Anuli Ndubuisi, Ph.D. Candidate
Anuli Ndubuisi is a PhD student with University of Toronto’s Ontario Institute for Studies in Education (OISE) with a digital technologies program emphasis and a specialization in engineering education from Faculty of Applied Science and Engineering. Anuli holds a B.Eng. in civil engineering and an MBA for Engineering Business Managers from Manchester University, UK. Anuli began her career with Royal Dutch Shell where she worked for the next 16 years in various capacities. Prior to her studies at OISE, Anuli delivered global technology consulting and both on-site and virtual trainings to engineering projects across multiple countries in the energy industry – from United States, Canada, UK, Nigeria, Netherland, UAE to India. She also led the design and implementation of several knowledge and collaboration systems for production and project engineering communities. Anuli is passionate about learning, research and is interested in the effective use of innovative learning technology and strategies to support virtual teams and engineering education.

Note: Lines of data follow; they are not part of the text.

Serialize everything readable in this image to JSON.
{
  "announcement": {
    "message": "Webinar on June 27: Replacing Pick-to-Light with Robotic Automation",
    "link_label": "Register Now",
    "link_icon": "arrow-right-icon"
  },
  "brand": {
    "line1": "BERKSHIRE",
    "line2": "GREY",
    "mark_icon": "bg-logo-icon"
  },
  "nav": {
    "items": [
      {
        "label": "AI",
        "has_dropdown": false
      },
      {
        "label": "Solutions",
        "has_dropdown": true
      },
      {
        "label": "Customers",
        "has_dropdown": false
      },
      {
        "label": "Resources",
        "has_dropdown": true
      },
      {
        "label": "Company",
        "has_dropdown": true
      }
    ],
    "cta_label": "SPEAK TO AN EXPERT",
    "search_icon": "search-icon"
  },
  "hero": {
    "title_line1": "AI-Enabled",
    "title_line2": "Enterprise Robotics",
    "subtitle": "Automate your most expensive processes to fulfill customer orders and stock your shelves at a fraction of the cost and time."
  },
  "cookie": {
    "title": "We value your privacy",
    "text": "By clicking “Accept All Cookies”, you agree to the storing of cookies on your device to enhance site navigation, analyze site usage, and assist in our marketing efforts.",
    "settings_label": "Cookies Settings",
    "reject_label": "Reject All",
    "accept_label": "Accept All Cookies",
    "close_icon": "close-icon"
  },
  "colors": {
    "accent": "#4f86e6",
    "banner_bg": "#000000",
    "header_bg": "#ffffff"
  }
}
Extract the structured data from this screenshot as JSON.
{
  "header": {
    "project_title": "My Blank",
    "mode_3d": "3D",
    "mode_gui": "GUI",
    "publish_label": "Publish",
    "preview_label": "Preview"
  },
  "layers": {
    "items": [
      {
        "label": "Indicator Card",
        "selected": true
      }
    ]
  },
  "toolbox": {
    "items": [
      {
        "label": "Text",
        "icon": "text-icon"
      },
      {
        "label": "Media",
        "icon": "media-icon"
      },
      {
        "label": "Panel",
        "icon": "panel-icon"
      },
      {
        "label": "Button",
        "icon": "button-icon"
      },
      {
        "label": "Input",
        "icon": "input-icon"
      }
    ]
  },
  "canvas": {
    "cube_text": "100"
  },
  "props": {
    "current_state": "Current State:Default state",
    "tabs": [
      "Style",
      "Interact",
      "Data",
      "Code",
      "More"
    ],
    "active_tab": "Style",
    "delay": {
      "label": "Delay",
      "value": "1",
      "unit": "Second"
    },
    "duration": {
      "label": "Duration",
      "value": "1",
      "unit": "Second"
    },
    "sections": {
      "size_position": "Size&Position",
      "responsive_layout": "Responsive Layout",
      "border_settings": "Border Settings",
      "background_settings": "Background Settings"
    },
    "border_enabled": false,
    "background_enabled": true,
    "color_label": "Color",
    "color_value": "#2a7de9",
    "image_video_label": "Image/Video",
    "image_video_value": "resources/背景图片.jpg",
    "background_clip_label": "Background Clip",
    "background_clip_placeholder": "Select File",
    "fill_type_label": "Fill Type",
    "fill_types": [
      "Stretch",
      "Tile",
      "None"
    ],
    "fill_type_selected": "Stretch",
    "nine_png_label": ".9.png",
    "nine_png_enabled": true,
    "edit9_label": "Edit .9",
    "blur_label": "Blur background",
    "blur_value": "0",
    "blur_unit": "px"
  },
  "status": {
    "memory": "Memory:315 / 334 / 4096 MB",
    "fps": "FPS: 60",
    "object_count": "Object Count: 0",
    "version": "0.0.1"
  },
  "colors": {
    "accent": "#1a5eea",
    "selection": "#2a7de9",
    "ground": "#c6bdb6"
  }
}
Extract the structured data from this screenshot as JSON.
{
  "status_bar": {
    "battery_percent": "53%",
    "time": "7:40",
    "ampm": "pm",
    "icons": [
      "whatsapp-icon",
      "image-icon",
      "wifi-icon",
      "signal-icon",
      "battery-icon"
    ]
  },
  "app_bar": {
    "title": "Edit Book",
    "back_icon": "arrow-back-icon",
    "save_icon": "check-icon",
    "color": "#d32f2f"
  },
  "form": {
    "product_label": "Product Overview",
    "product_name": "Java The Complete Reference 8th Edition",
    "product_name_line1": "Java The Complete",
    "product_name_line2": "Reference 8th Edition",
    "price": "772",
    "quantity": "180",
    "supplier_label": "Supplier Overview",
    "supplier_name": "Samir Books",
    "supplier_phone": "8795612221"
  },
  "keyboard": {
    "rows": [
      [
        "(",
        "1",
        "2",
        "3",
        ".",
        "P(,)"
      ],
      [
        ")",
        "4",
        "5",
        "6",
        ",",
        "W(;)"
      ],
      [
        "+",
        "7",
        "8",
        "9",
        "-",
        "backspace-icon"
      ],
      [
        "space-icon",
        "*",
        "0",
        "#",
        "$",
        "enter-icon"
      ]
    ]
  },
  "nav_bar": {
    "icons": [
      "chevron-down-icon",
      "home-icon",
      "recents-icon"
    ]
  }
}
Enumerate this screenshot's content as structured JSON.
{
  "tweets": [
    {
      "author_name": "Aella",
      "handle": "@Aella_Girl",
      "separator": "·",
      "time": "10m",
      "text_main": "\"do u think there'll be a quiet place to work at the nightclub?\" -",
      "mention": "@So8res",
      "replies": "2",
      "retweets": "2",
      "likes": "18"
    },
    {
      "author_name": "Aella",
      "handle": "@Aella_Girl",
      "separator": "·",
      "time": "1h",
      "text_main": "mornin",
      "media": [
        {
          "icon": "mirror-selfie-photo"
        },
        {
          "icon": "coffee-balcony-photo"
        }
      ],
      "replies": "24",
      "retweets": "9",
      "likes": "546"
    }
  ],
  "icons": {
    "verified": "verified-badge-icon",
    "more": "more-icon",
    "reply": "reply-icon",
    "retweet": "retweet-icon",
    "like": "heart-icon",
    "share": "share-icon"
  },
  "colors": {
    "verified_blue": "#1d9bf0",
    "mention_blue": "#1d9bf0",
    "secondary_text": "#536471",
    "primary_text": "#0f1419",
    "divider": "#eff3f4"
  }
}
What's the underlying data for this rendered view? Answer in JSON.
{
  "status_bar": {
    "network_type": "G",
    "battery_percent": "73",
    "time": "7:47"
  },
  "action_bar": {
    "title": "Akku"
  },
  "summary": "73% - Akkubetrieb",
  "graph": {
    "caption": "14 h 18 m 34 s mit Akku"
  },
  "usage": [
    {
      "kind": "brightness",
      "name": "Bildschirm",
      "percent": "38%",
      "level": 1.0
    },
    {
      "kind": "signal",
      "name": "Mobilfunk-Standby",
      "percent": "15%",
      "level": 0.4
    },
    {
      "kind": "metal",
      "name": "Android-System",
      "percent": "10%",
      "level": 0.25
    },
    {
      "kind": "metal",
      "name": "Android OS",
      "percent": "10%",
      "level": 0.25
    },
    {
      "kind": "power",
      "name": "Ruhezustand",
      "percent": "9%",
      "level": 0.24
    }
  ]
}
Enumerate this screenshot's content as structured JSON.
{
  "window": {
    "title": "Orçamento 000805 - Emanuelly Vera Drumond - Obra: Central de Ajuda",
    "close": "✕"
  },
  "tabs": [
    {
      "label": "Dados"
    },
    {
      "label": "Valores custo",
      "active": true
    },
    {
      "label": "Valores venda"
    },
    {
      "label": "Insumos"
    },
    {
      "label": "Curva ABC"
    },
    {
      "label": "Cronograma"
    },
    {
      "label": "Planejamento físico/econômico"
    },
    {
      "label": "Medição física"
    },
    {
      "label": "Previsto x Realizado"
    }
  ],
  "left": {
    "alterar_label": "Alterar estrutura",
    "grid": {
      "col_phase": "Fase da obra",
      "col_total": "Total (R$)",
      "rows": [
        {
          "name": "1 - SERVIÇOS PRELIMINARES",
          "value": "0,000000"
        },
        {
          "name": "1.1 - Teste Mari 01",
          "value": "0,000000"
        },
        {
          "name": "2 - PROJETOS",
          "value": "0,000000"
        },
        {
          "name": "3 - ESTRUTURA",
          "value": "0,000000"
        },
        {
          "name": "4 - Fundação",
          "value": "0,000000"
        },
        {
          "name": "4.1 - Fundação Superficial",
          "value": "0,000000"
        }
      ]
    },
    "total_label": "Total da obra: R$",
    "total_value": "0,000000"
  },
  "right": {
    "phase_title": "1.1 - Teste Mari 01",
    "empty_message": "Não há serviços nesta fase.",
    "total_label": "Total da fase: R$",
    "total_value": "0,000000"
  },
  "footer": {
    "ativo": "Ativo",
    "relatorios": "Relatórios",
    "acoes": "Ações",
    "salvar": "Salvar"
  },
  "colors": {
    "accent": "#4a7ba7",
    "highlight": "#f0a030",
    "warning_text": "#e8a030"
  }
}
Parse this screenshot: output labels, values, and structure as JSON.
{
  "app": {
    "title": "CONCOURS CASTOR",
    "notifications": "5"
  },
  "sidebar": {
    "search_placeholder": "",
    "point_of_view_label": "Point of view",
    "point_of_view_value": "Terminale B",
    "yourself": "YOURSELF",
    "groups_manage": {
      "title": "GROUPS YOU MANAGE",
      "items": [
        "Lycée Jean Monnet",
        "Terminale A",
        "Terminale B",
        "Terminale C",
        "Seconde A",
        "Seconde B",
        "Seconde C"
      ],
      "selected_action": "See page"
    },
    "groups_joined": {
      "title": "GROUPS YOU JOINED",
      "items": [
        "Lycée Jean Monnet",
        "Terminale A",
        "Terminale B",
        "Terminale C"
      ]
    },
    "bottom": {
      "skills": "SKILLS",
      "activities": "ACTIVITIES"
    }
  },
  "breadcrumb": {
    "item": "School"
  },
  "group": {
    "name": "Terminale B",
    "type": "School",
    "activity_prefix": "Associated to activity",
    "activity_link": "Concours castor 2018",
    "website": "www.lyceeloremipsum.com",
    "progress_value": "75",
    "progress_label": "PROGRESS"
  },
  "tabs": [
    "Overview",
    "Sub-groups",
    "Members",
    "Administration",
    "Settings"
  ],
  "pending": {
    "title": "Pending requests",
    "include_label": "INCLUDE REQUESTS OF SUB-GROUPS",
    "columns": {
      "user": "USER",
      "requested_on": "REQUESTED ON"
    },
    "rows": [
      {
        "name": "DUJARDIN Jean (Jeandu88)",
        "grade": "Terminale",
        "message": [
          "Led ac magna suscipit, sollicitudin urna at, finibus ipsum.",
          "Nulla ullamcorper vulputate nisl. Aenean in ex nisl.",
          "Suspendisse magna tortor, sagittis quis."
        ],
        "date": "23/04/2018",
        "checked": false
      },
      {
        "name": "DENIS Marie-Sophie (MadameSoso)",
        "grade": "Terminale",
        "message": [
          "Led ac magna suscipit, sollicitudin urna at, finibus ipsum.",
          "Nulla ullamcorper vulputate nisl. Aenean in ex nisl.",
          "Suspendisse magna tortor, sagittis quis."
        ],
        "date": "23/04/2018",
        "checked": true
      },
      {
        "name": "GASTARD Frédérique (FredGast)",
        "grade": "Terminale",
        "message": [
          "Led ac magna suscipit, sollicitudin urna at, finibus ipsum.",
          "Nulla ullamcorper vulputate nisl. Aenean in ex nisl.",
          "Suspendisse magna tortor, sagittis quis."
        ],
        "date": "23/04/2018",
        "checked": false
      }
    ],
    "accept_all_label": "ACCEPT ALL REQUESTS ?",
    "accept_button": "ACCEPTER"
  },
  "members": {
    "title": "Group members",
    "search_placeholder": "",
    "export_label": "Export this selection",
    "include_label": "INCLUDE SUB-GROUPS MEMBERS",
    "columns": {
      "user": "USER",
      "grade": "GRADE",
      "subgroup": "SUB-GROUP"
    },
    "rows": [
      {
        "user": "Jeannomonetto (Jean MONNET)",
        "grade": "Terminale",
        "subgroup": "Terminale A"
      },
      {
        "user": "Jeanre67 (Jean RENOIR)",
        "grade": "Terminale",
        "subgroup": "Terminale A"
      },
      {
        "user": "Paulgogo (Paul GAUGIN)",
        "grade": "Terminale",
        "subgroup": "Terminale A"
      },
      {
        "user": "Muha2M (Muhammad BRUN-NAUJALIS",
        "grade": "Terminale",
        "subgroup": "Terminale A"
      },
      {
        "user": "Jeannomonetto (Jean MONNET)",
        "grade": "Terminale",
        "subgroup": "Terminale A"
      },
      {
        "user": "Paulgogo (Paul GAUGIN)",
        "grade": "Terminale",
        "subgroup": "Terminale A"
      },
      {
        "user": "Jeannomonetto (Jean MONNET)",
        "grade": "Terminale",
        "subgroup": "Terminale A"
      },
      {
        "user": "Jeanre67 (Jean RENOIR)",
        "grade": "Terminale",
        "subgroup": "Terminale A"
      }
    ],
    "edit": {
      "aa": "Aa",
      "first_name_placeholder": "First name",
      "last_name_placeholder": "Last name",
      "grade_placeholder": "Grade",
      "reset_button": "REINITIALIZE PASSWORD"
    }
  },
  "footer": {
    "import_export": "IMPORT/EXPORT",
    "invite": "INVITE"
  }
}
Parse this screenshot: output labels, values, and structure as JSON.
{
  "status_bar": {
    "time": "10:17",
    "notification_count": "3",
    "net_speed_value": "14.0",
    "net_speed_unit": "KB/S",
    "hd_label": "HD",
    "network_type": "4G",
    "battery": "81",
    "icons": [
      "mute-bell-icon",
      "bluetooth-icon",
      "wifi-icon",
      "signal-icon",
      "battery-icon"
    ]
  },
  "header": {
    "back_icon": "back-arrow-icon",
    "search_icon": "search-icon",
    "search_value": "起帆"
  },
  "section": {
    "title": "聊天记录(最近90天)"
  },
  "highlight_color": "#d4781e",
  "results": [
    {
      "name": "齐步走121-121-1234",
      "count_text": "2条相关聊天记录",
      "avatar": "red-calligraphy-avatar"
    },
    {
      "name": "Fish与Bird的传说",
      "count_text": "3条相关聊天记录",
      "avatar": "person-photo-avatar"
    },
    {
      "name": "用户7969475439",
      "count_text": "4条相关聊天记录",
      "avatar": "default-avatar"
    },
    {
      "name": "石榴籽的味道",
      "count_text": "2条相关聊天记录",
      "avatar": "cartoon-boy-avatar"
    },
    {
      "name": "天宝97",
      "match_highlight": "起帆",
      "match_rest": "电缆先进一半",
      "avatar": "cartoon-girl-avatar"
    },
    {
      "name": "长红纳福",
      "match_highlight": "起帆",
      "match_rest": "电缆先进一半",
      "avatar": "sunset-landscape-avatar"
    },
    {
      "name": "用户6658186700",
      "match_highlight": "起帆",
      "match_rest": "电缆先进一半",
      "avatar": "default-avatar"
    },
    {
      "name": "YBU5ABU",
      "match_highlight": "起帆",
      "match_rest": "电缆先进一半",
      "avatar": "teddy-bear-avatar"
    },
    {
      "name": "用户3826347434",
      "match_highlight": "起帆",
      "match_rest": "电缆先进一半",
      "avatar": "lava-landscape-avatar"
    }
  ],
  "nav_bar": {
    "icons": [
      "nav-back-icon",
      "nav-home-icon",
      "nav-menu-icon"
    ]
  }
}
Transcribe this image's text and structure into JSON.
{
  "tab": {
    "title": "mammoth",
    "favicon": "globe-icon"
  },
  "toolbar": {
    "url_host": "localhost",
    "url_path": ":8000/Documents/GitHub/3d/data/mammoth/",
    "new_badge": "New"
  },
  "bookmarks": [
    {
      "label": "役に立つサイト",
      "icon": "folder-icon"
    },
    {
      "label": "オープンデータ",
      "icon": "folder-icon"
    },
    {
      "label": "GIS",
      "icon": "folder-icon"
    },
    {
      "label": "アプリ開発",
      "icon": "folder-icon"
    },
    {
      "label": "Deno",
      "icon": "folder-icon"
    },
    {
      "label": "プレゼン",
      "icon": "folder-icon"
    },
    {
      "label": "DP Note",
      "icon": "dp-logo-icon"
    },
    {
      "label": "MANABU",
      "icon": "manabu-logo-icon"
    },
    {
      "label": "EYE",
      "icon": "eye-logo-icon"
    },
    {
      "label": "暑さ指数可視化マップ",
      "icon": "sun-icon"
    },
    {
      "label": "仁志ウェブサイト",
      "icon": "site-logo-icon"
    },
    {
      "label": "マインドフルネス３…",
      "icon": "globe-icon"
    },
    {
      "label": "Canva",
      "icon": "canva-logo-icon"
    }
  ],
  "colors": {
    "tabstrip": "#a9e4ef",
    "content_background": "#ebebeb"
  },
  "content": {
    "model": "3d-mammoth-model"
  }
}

Rubaina Khan, Ph.D. Candidate
Rubaina Khan is a current PhD student within the Department of Curriculum, Teaching, and Learning at the Ontario Institute for Studies in Education at the University of Toronto. She is also pursuing a collaborative specialization in Engineering Education. She received a M. Sc. Degree in Computer Control and Automation from the Nanyang Technology University in Singapore in 2008. She went on to work for an MIT research institute in Singapore right after. She spent the next four years in developing navigation technologies for underwater robotics that were used to model and predict environmental issues in the coastal regions of Singapore. As always being interested in the education aspect of engineering, this led her to take up a position as a lecturer in Singapore Polytechnic. She spent the next five years in developing interdisciplinary engineering courses, designing activities to promote engagement and motivation in the classroom and supervise students in their final year projects mainly in robotics. Her current research interest lies at the intersection of engineering education, learning communities, and identity formation.
Elham Marzi Ph.D.
Elham Marzi Ph.D., is a Teaching Stream faculty member in the Institute for Studies in Transdisciplinary Engineering Education & Practice at the University of Toronto and Principle Investigator for V-GET under the Dean’s Strategic Fund. She teaches in the Engineering Business Program in areas inclusive of Organizational Behaviour, Human Resource Management, Strategy, and Negotiations. She is highly interested in developing innovative teaching techniques and strategies that can contribute to the students learning and experiences both inside and beyond the classroom.
Oluwatobi Edun, M.Eng.
Oluwatobi Edun M.Eng is a BASc ChemE 1T7 + PEY and M.Eng ChemE 1T9 graduate from the University of Toronto with specializations in sustainable energy, engineering business, leadership and entrepreneurship. Edun is presently working towards advancement of student experiential learning as it relates to collaborative engineering in a global context through the InVEST initiative. His passion for community building is embodied in his recognition as one of U of T Engineering’s Grads to Watch 2018 and a Gordon Cressy Student Leadership Award recipient.